Work required
From the data below, give the number of lines holding the word "title", with nothing else added.

(Excerpts from a dataset)
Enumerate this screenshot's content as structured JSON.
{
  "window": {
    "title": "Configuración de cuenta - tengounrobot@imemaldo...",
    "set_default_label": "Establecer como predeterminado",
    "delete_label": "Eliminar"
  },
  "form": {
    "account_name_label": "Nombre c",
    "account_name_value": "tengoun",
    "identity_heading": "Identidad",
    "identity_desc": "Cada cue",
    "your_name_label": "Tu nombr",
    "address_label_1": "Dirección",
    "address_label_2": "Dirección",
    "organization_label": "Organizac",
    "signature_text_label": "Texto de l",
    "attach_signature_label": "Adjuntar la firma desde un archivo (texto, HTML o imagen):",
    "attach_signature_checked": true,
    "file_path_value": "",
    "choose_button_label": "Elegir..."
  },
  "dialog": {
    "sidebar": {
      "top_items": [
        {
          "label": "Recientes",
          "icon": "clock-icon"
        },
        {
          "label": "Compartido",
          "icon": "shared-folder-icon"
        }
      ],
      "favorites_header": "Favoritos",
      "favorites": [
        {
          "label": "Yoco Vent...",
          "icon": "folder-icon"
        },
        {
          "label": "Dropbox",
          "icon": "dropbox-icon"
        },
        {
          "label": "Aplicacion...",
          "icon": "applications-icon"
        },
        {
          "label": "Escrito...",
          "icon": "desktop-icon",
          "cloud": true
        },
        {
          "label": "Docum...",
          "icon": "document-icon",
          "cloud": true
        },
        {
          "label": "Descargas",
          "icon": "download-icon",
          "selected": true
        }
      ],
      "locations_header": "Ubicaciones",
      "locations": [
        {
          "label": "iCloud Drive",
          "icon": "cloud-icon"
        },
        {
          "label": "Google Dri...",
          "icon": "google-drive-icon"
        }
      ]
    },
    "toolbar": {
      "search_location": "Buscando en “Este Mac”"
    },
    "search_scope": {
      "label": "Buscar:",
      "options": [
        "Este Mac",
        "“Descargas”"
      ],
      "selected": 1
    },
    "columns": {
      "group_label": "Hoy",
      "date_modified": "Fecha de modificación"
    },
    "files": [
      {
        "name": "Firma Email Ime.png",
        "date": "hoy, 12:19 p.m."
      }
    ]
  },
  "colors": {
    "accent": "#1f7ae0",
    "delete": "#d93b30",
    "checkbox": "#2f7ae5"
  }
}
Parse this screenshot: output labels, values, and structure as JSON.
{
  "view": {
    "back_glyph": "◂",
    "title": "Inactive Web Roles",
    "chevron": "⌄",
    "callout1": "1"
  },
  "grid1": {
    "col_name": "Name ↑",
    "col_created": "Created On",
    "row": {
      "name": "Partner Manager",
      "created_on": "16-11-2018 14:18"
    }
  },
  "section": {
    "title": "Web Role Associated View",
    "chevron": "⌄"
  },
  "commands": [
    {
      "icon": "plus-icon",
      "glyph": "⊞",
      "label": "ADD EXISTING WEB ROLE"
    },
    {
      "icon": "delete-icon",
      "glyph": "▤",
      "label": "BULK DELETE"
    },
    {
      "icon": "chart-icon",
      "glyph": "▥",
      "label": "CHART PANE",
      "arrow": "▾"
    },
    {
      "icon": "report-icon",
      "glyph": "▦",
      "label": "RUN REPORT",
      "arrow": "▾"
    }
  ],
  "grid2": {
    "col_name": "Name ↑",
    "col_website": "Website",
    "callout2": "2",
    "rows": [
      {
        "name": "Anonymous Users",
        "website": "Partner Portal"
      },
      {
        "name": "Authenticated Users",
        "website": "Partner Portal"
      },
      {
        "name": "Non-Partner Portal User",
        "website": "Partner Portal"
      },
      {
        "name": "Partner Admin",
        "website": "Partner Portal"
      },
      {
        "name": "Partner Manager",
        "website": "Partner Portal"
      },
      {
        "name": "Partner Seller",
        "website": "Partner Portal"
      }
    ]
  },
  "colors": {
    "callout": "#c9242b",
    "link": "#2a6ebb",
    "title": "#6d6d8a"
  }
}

Your solution
4